The academy's Institute of Medicine, took its stand against tobacco ads after a two-year review of existing studies and data, combined with its own research.
Earlier this year, Food & Drug Administration Commissioner David Kessler suggested the FDA might be the proper repository for regulating tobacco, and its sales and marketing.
The institute said preventing youths from beginning to smoke should be a primary goal. Its recommendations included:
Increasing the tobacco tax by at least $2 a pack, with proportional increases for smokeless tobacco.
Banning tobacco vending machines and self-service displays.
Banning the distribution of free tobacco products in public places and through the mail.
Requiring merchants to obtain a license to sell tobacco that could be suspended if the merchant were found selling to minors.
Marketing took a double hit from the Institute of Medicine, which advocated short- and long-term responses. By the end of 1995, the institute said, the federal government should restore regulatory authority to states for tobacco sales and marketing.
And by the year 2000, all tobacco advertising should be of the "tombstone" variety-bereft of imagery. Also by end of the century, the institute would like to see all commercial use of tobacco brand names, logos and trademarks banned from movies, TV shows, plays and videogames, as well as from any public place to indicate sponsorship, including athletic and artistic events. The notion of allowing each state to go its own way in regulating tobacco marketing didn't set too well with the Association of National Advertisers. Exec VP Dan Jaffe said the national marketing of a product should be nationally regulated.

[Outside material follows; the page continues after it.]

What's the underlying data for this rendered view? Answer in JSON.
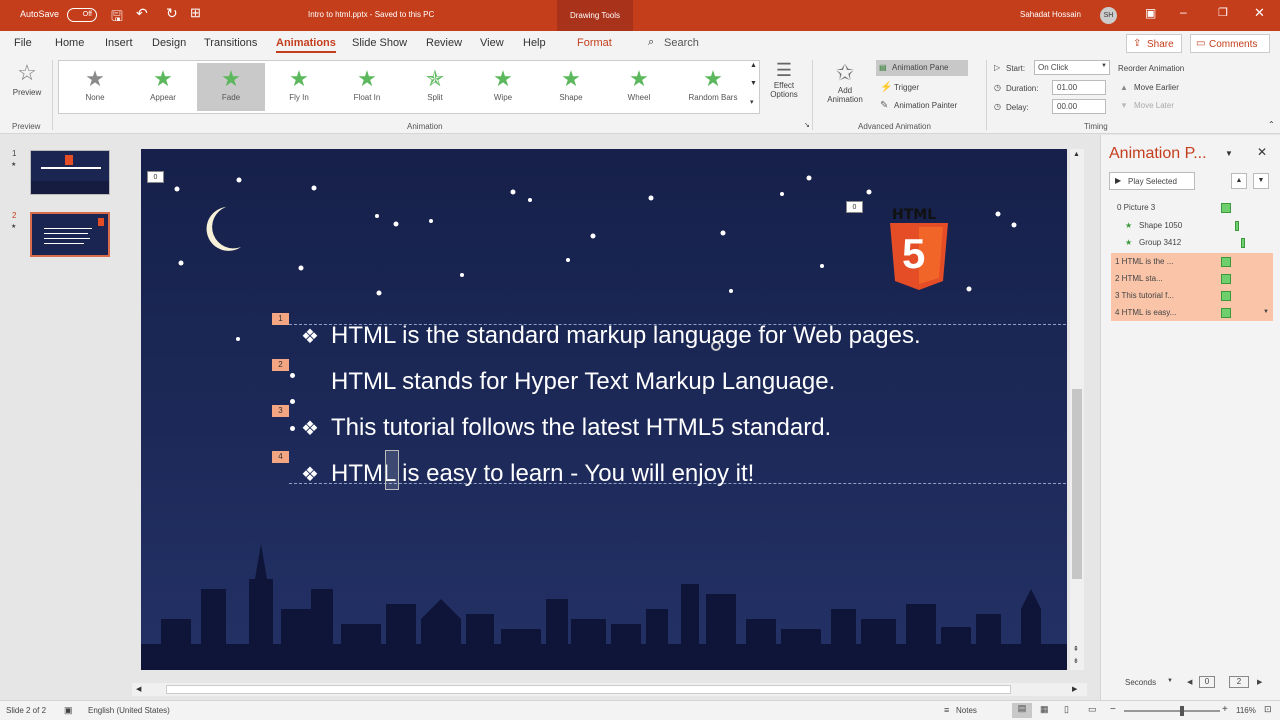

"Congress has rightfully decided that there should be one voice in this area," he said, "and if there is not just one, there will be a cacophony and an inability by the advertiser to work on a national basis ... It might be argued by constitutional experts, but if you believe in the First Amendment of the Constitution, then treating truthful speech differently becomes a legal problem when it's the same as a ban."
Tobacco Institute VP Walker Merryman dismissed the institute's report and recommendations as "the biggest waste of time I ever spent; there was nothing new in there ..."
As to state regulation of advertising, Mr. Merryman acknowledged that some cities-Baltimore and Cincinnati, among them-have enacted ad restrictions on outdoor boards but said state regulation is still undecided.
In the constant debate between tobacco apologists and detractors, a point of contention has been whether ad campaigns intentionally target young people.
Tobacco marketers argue their ads target smokers and aim to induce brand shifting, while anti-tobacco forces contend ads featuring cartoon characters, lifestyle imagery and product giveaways are blatantly aimed at kids.
But the Institute of Medicine study dismissed that debate.
"Whether or not youths are a targeted market segment, advertisements present images that appeal to children and youths and are seen and remembered by them," it said. "Research suggests that, regardless of intent, marketing pitches aimed at young adults ages 20 to 25 are also appealing to youths of the same class, gender and ethnic group."
And as for the disagreement on whether tobacco ads actually cause people to smoke, the study was equally dismissive. "Requiring definitive proof of causality on issues of this nature would unjustifiably stymie sensible public health regulation," it said.